This woman is out there living her life, trying to overcome and be her best self. She comes up against prejudice, preconceived ideas, judgment and she has to develop self-love all over again.

Again, your words speak truth. “I would just like to change the perception of how we view people. Period. I would just like to see a more inclusive world for everyone, and accept people as we really are, stripping away the outside and getting to the heart of who we are a people.”

When I thought of myself and my fears (and the fears I still have), they are strong, and yes, bold, words. But when I think of this young woman, I feel the same — that she needs to begin to love herself exactly where she is at. She didn’t die of an overdose. She brings her mother great joy. I celebrate who she is, her dreams of becoming her best self in the journey ahead. I think I will share your video with her with a letter with my thoughts.

Today is a day of gratitude, and love expressed. I think my strength is loving others and helping them to gain confidence in themselves. But it is through the words of others like you, who express so well the desire for change, and who are battling their fears openly that shape my outreach. That video will speak to many in so many ways. You have such a beautiful heart.”

The video she mentioned in the narrative has been previously shared but I’ve included it here for easy reference. In place of audio description I’ve provided a summary of the video below.

Video Summary:

First scene opens with Stephanae sitting at her desk in front of her 32-inch monitor working out on the keyboard. She’s wearing a gray short sleeve tee, her head is clean-shaven and she is not wearing any makeup.

The camera pans to a blurred close-up of an acrylic makeup organizer with assorted lipsticks, brushes, pencils, etc.
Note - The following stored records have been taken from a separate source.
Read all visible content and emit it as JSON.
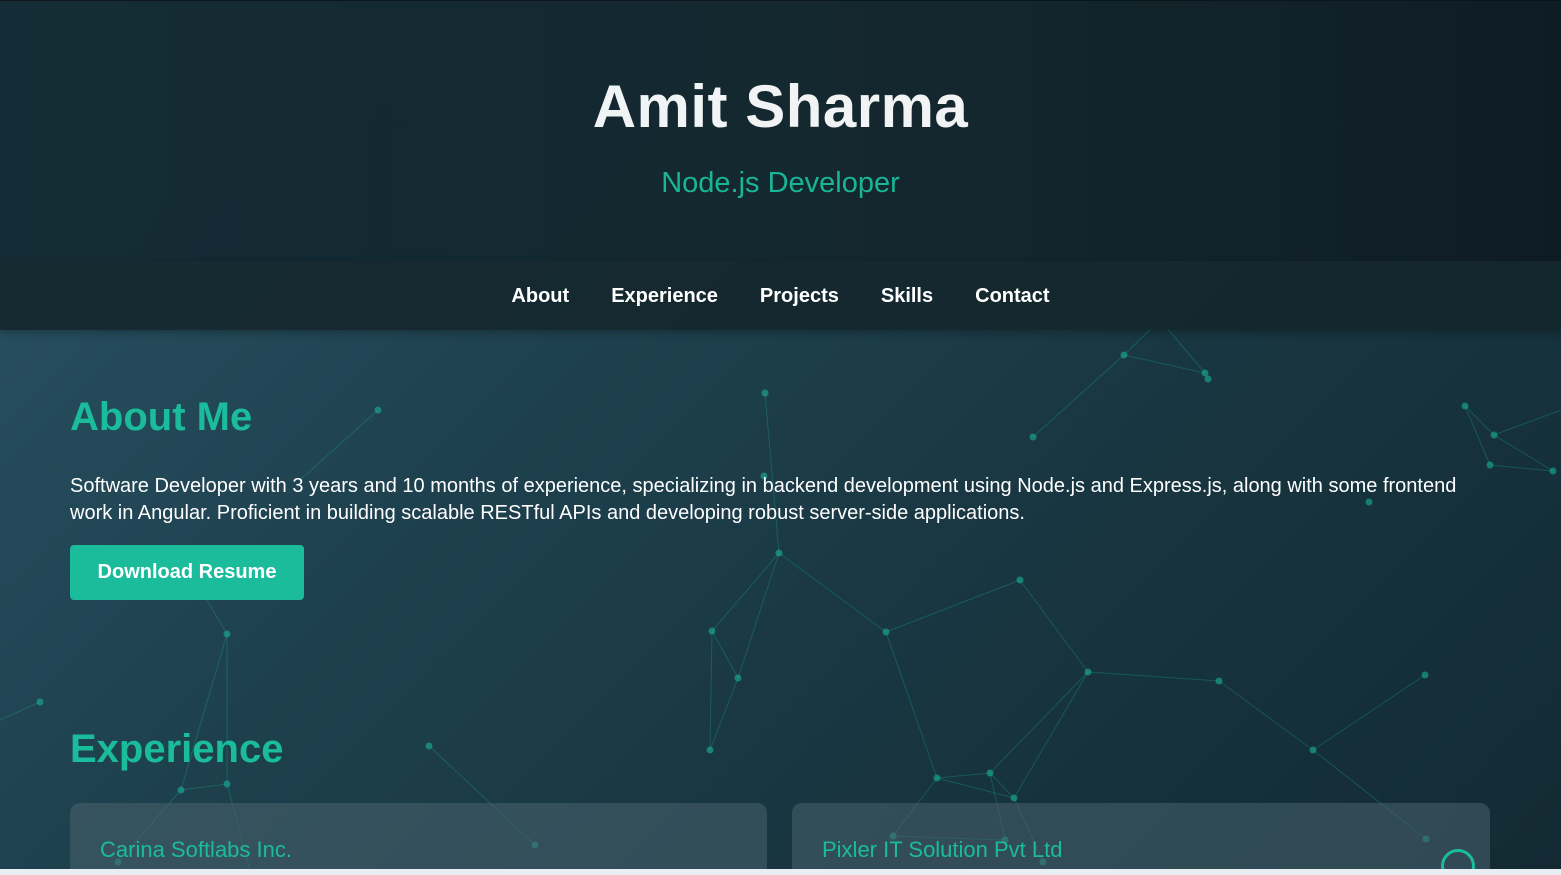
{
  "header": {
    "name": "Amit Sharma",
    "role": "Node.js Developer"
  },
  "nav": {
    "items": [
      "About",
      "Experience",
      "Projects",
      "Skills",
      "Contact"
    ]
  },
  "about": {
    "title": "About Me",
    "text": "Software Developer with 3 years and 10 months of experience, specializing in backend development using Node.js and Express.js, along with some frontend work in Angular. Proficient in building scalable RESTful APIs and developing robust server-side applications.",
    "button_label": "Download Resume"
  },
  "experience": {
    "title": "Experience",
    "companies": [
      "Carina Softlabs Inc.",
      "Pixler IT Solution Pvt Ltd"
    ]
  },
  "colors": {
    "accent": "#1abc9c",
    "background": "#1f4250",
    "header": "#132a33"
  }
}
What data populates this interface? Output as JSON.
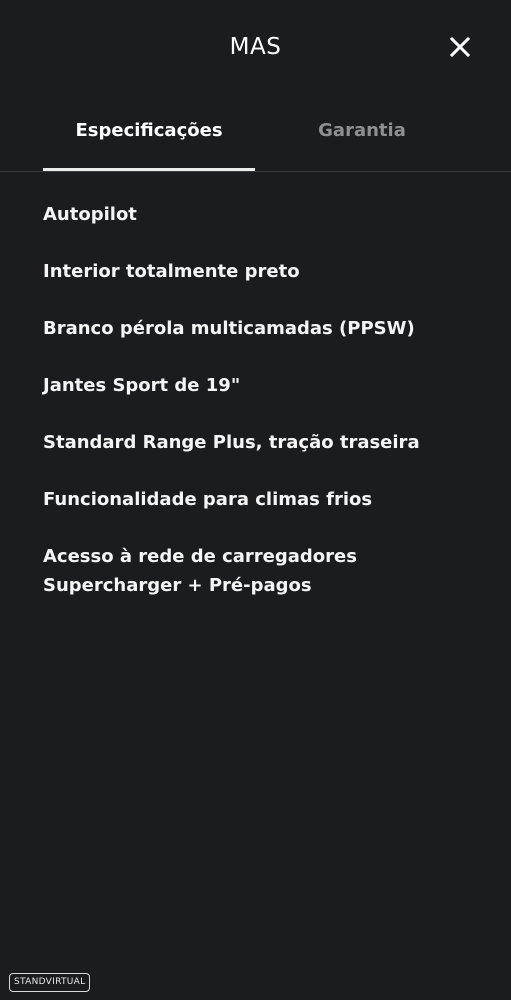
{
  "header": {
    "title": "MAS",
    "close_icon": "close-icon"
  },
  "tabs": [
    {
      "label": "Especificações",
      "active": true
    },
    {
      "label": "Garantia",
      "active": false
    }
  ],
  "specs": [
    "Autopilot",
    "Interior totalmente preto",
    "Branco pérola multicamadas (PPSW)",
    "Jantes Sport de 19\"",
    "Standard Range Plus, tração traseira",
    "Funcionalidade para climas frios",
    "Acesso à rede de carregadores Supercharger + Pré-pagos"
  ],
  "watermark": "STANDVIRTUAL",
  "colors": {
    "background": "#1b1c1e",
    "text": "#ffffff",
    "inactive_tab": "#8e8f92",
    "indicator": "#ececec"
  }
}
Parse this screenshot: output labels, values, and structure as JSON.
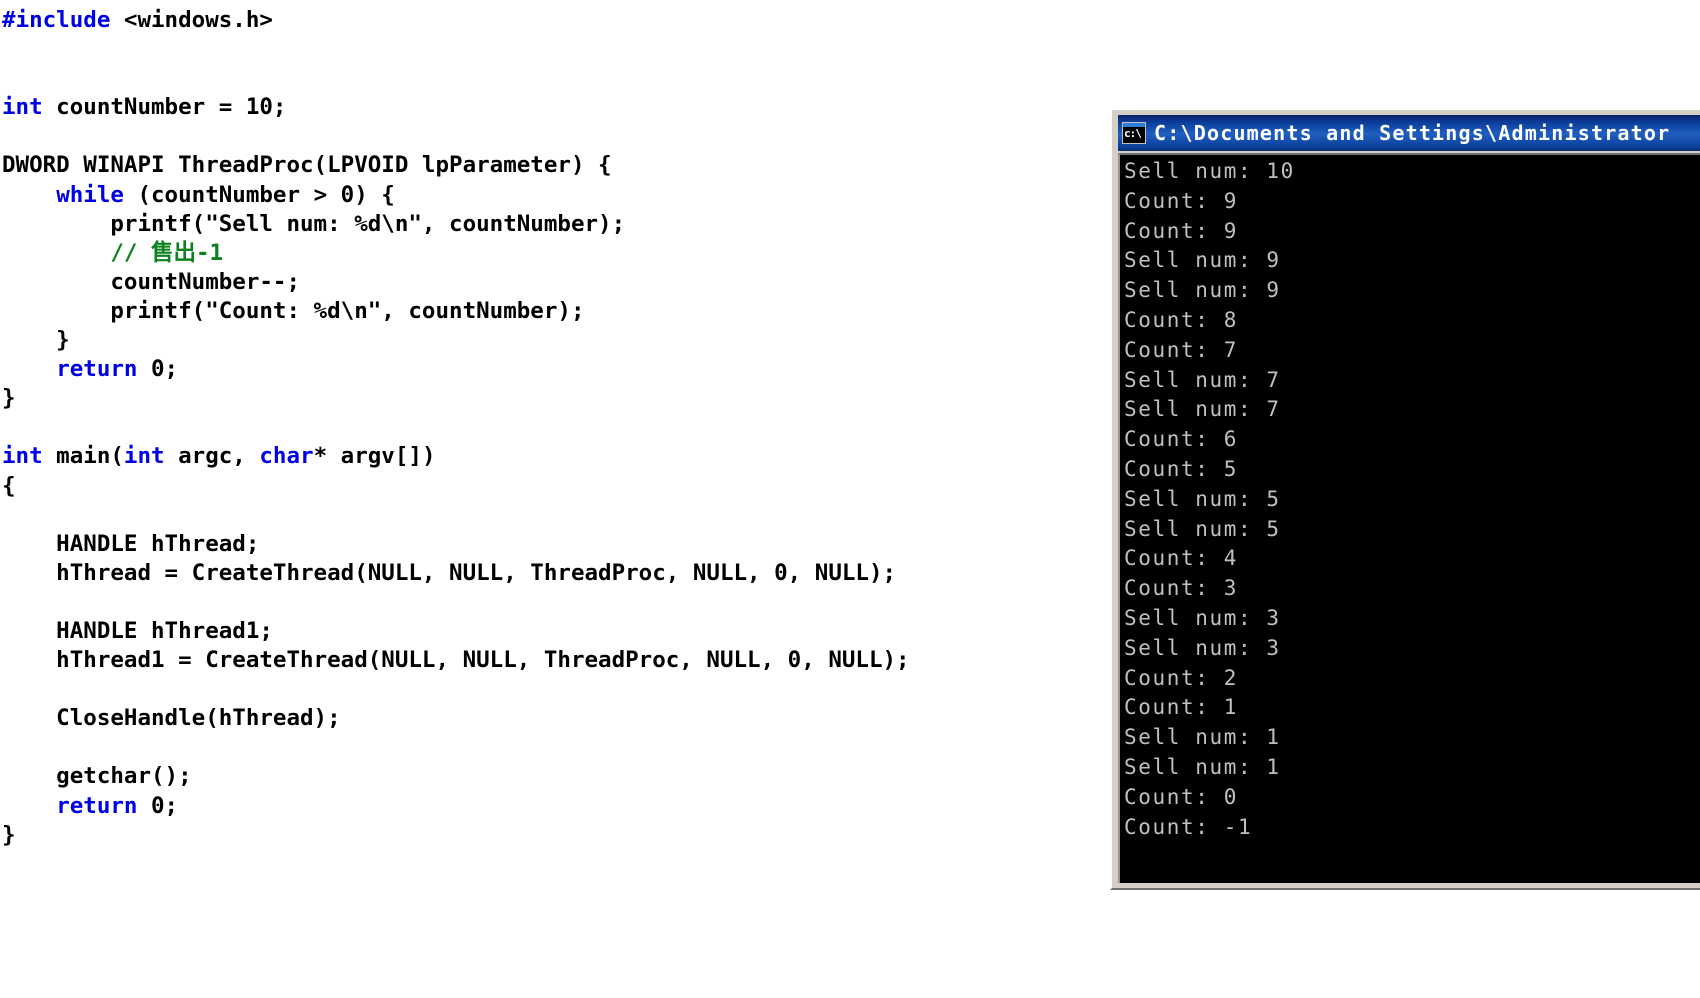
{
  "code": {
    "language": "c",
    "lines": [
      [
        {
          "t": "#include ",
          "c": "pp"
        },
        {
          "t": "<windows.h>",
          "c": "plain"
        }
      ],
      [],
      [],
      [
        {
          "t": "int",
          "c": "kw"
        },
        {
          "t": " countNumber = 10;",
          "c": "plain"
        }
      ],
      [],
      [
        {
          "t": "DWORD WINAPI ThreadProc(LPVOID lpParameter) {",
          "c": "plain"
        }
      ],
      [
        {
          "t": "    ",
          "c": "plain"
        },
        {
          "t": "while",
          "c": "kw"
        },
        {
          "t": " (countNumber > 0) {",
          "c": "plain"
        }
      ],
      [
        {
          "t": "        printf(\"Sell num: %d\\n\", countNumber);",
          "c": "plain"
        }
      ],
      [
        {
          "t": "        ",
          "c": "plain"
        },
        {
          "t": "// 售出-1",
          "c": "cmt"
        }
      ],
      [
        {
          "t": "        countNumber--;",
          "c": "plain"
        }
      ],
      [
        {
          "t": "        printf(\"Count: %d\\n\", countNumber);",
          "c": "plain"
        }
      ],
      [
        {
          "t": "    }",
          "c": "plain"
        }
      ],
      [
        {
          "t": "    ",
          "c": "plain"
        },
        {
          "t": "return",
          "c": "kw"
        },
        {
          "t": " 0;",
          "c": "plain"
        }
      ],
      [
        {
          "t": "}",
          "c": "plain"
        }
      ],
      [],
      [
        {
          "t": "int",
          "c": "kw"
        },
        {
          "t": " main(",
          "c": "plain"
        },
        {
          "t": "int",
          "c": "kw"
        },
        {
          "t": " argc, ",
          "c": "plain"
        },
        {
          "t": "char",
          "c": "kw"
        },
        {
          "t": "* argv[])",
          "c": "plain"
        }
      ],
      [
        {
          "t": "{",
          "c": "plain"
        }
      ],
      [],
      [
        {
          "t": "    HANDLE hThread;",
          "c": "plain"
        }
      ],
      [
        {
          "t": "    hThread = CreateThread(NULL, NULL, ThreadProc, NULL, 0, NULL);",
          "c": "plain"
        }
      ],
      [],
      [
        {
          "t": "    HANDLE hThread1;",
          "c": "plain"
        }
      ],
      [
        {
          "t": "    hThread1 = CreateThread(NULL, NULL, ThreadProc, NULL, 0, NULL);",
          "c": "plain"
        }
      ],
      [],
      [
        {
          "t": "    CloseHandle(hThread);",
          "c": "plain"
        }
      ],
      [],
      [
        {
          "t": "    getchar();",
          "c": "plain"
        }
      ],
      [
        {
          "t": "    ",
          "c": "plain"
        },
        {
          "t": "return",
          "c": "kw"
        },
        {
          "t": " 0;",
          "c": "plain"
        }
      ],
      [
        {
          "t": "}",
          "c": "plain"
        }
      ]
    ],
    "colors": {
      "keyword": "#0000e6",
      "preprocessor": "#0000e6",
      "comment": "#0f8021",
      "text": "#000000",
      "background": "#ffffff"
    }
  },
  "console": {
    "title": "C:\\Documents and Settings\\Administrator",
    "icon_label": "c:\\",
    "icon_name": "console-window-icon",
    "colors": {
      "titlebar": "#0a3a96",
      "client_background": "#000000",
      "text": "#c0c0c0",
      "frame": "#d4d0c8"
    },
    "output_lines": [
      "Sell num: 10",
      "Count: 9",
      "Count: 9",
      "Sell num: 9",
      "Sell num: 9",
      "Count: 8",
      "Count: 7",
      "Sell num: 7",
      "Sell num: 7",
      "Count: 6",
      "Count: 5",
      "Sell num: 5",
      "Sell num: 5",
      "Count: 4",
      "Count: 3",
      "Sell num: 3",
      "Sell num: 3",
      "Count: 2",
      "Count: 1",
      "Sell num: 1",
      "Sell num: 1",
      "Count: 0",
      "Count: -1"
    ]
  }
}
Stephanae slowly twists a lipstick then inserts a dangling wire earring into her right ear. The camera focuses in on the delicate lacy silver leaf earring.

In the next scene, Stephanae is at her desk talking about the moment she first lost her sight while pointing to her left eye.  

The camera is focusing on assorted jewelry hanging on a necklace tree while Stephanae’s hand touches one of her favorite statement necklaces. In slow motion, the camera shows her sliding a blue floral glass ring on her right ring finger.

Panning to the keyboard and monitor the camera picks up the magnified content on the screen as Stephanae scrolls through Bold Blind Beauty’s website. The camera zooms out to show Stephanae working.

In the bathroom scene, Stephanae is at the sink cleansing her face and putting on her makeup. She uses plastic eyebrow stencils to draw her eyebrows and a thin liner crayon/pencil to line her eyes. The finishing touches include mascara and a dark gray ballcap.

Back at the desk, Stephanae is talking about how vulnerable she feels when she is in an unfamiliar environment. While talking with her hands she gets a little emotional and her voice cracks as she shares what this fear is like.

Outside, Stephanae is getting into her son’s car and we’re headed to a nearby mall. She’s wearing a gray and black raglan shirt, with black capris, ballcap, sneakers, and sunglasses. The next few scenes are taken from inside the car, in a department store with Stephanae walking with her ‘black’ white cane towards and away from the camera, and, looking at items on clothing racks.

In her dining area, Stephanae is opening boxes of Bold Blind Beauty coffee mugs. All of the mugs have Abby (Bold Blind Beauty’s fashion icon) along with a cute saying i.e. “Hey I’m walkin’ Here!” “Relax It’s Only A Cane!” “Blind Chicks With Attitude!”  

Closeup of Stephanae sharing her wish for a more inclusive world. “Stripping away the outside and getting to the heart of who we are as people.”

Beauty Buzz & Blog Biz Header Image Description:

The background is half gray and the other half is a photo of a home office. On the gray half is “Beauty Buzz” in white text with a colorful bumblebee at the end of the word. White text on the photo says “Blog Biz.”